Supplied material: Begin
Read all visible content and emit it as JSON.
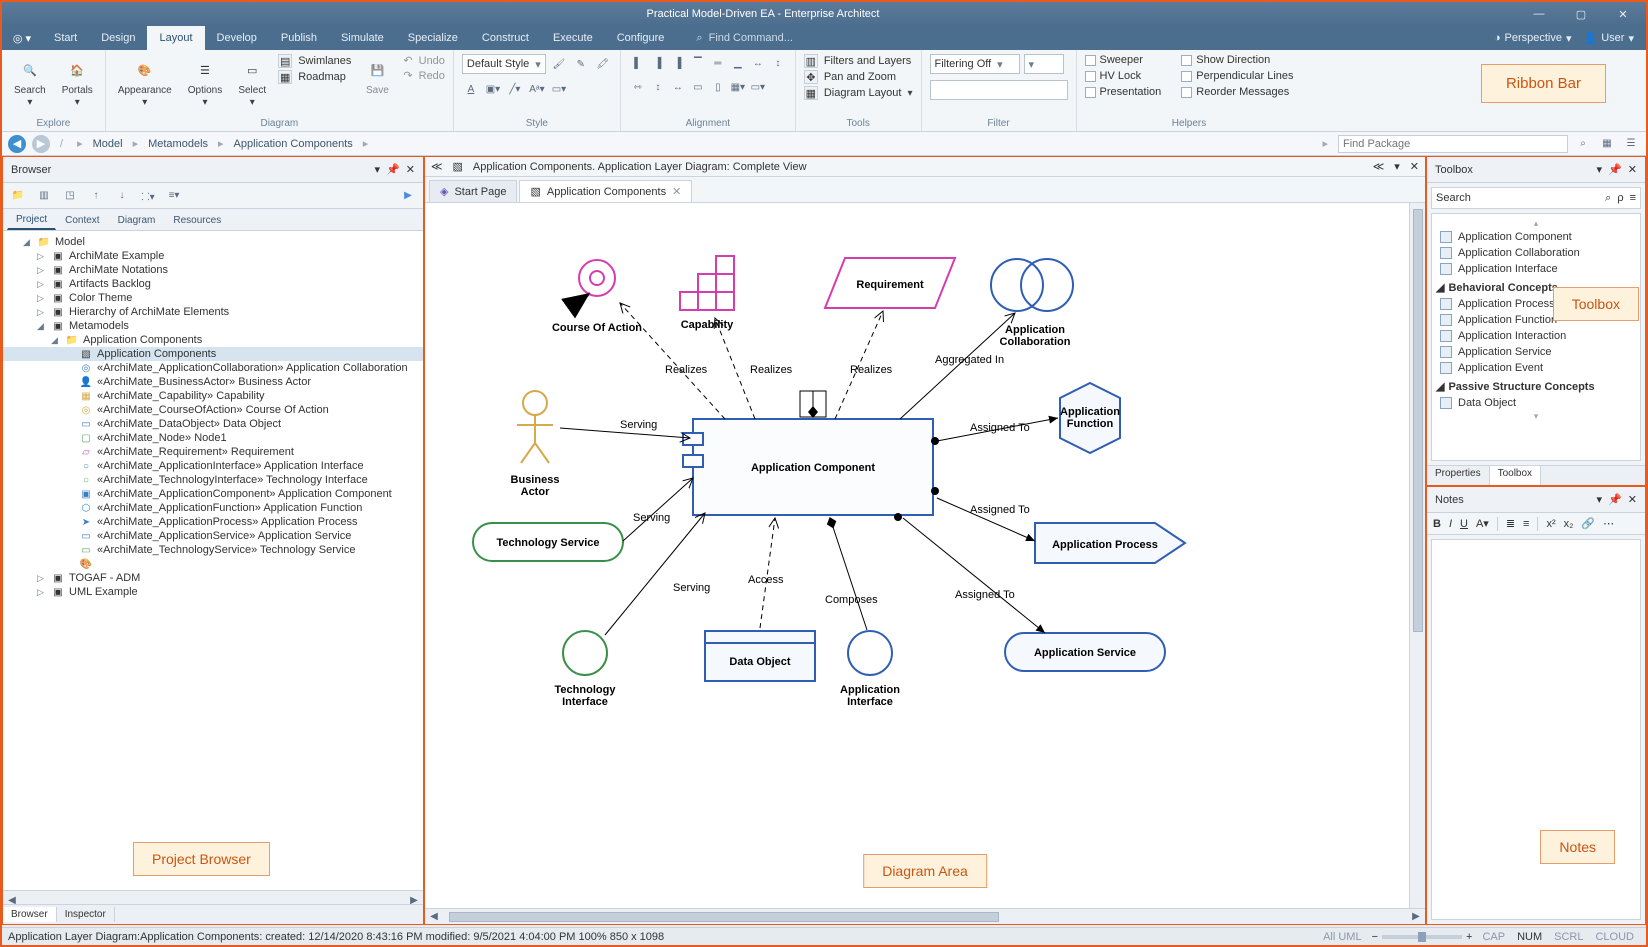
{
  "window": {
    "title": "Practical Model-Driven EA - Enterprise Architect",
    "perspective": "Perspective",
    "user": "User"
  },
  "menu_tabs": {
    "items": [
      "Start",
      "Design",
      "Layout",
      "Develop",
      "Publish",
      "Simulate",
      "Specialize",
      "Construct",
      "Execute",
      "Configure"
    ],
    "active": "Layout",
    "find_cmd": "Find Command..."
  },
  "ribbon": {
    "groups": {
      "explore": {
        "label": "Explore",
        "search": "Search",
        "portals": "Portals"
      },
      "diagram": {
        "label": "Diagram",
        "appearance": "Appearance",
        "options": "Options",
        "select": "Select",
        "swimlanes": "Swimlanes",
        "roadmap": "Roadmap",
        "save": "Save",
        "undo": "Undo",
        "redo": "Redo"
      },
      "style": {
        "label": "Style",
        "default_style": "Default Style"
      },
      "alignment": {
        "label": "Alignment"
      },
      "tools": {
        "label": "Tools",
        "filters": "Filters and Layers",
        "panzoom": "Pan and Zoom",
        "dlayout": "Diagram Layout"
      },
      "filter": {
        "label": "Filter",
        "filtering_off": "Filtering Off"
      },
      "helpers": {
        "label": "Helpers",
        "sweeper": "Sweeper",
        "hvlock": "HV Lock",
        "presentation": "Presentation",
        "showdir": "Show Direction",
        "perp": "Perpendicular Lines",
        "reorder": "Reorder Messages"
      }
    },
    "annotation": "Ribbon Bar"
  },
  "breadcrumb": {
    "items": [
      "Model",
      "Metamodels",
      "Application Components"
    ],
    "find_pkg": "Find Package"
  },
  "browser": {
    "title": "Browser",
    "tabs": [
      "Project",
      "Context",
      "Diagram",
      "Resources"
    ],
    "active_tab": "Project",
    "bottom_tabs": [
      "Browser",
      "Inspector"
    ],
    "active_bottom": "Browser",
    "annotation": "Project Browser",
    "tree": {
      "model": "Model",
      "c1": "ArchiMate Example",
      "c2": "ArchiMate Notations",
      "c3": "Artifacts Backlog",
      "c4": "Color Theme",
      "c5": "Hierarchy of ArchiMate Elements",
      "c6": "Metamodels",
      "c7": "Application Components",
      "c7d": "Application Components",
      "c7a": "«ArchiMate_ApplicationCollaboration» Application Collaboration",
      "c7b": "«ArchiMate_BusinessActor» Business Actor",
      "c7c": "«ArchiMate_Capability» Capability",
      "c7cd": "«ArchiMate_CourseOfAction» Course Of Action",
      "c7e": "«ArchiMate_DataObject» Data Object",
      "c7f": "«ArchiMate_Node» Node1",
      "c7g": "«ArchiMate_Requirement» Requirement",
      "c7h": "«ArchiMate_ApplicationInterface» Application Interface",
      "c7i": "«ArchiMate_TechnologyInterface» Technology Interface",
      "c7j": "«ArchiMate_ApplicationComponent» Application Component",
      "c7k": "«ArchiMate_ApplicationFunction» Application Function",
      "c7l": "«ArchiMate_ApplicationProcess» Application Process",
      "c7m": "«ArchiMate_ApplicationService» Application Service",
      "c7n": "«ArchiMate_TechnologyService» Technology Service",
      "c8": "TOGAF - ADM",
      "c9": "UML Example"
    }
  },
  "canvas": {
    "path": "Application Components.  Application Layer Diagram: Complete View",
    "tab_start": "Start Page",
    "tab_active": "Application Components",
    "annotation": "Diagram Area",
    "elements": {
      "course": "Course Of Action",
      "capability": "Capability",
      "requirement": "Requirement",
      "appcollab": "Application Collaboration",
      "bizactor": "Business Actor",
      "appcomp": "Application Component",
      "appfunc": "Application Function",
      "techservice": "Technology Service",
      "appprocess": "Application Process",
      "techif": "Technology Interface",
      "dataobj": "Data Object",
      "appif": "Application Interface",
      "appservice": "Application Service"
    },
    "labels": {
      "realizes": "Realizes",
      "aggregated": "Aggregated In",
      "serving": "Serving",
      "assigned": "Assigned To",
      "access": "Access",
      "composes": "Composes"
    }
  },
  "toolbox": {
    "title": "Toolbox",
    "search_ph": "Search",
    "annotation": "Toolbox",
    "items_top": [
      "Application Component",
      "Application Collaboration",
      "Application Interface"
    ],
    "group_b": "Behavioral Concepts",
    "items_b": [
      "Application Process",
      "Application Function",
      "Application Interaction",
      "Application Service",
      "Application Event"
    ],
    "group_p": "Passive Structure Concepts",
    "items_p": [
      "Data Object"
    ],
    "tabs": [
      "Properties",
      "Toolbox"
    ],
    "active_tab": "Toolbox"
  },
  "notes": {
    "title": "Notes",
    "annotation": "Notes"
  },
  "status": {
    "left": "Application Layer Diagram:Application Components:   created: 12/14/2020 8:43:16 PM  modified: 9/5/2021 4:04:00 PM   100%   850 x 1098",
    "all_uml": "All UML",
    "cap": "CAP",
    "num": "NUM",
    "scrl": "SCRL",
    "cloud": "CLOUD"
  }
}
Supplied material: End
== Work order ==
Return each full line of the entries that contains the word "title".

== Solution for this problem ==
    "title": "Practical Model-Driven EA - Enterprise Architect",
    "title": "Browser",
    "title": "Toolbox",
    "title": "Notes",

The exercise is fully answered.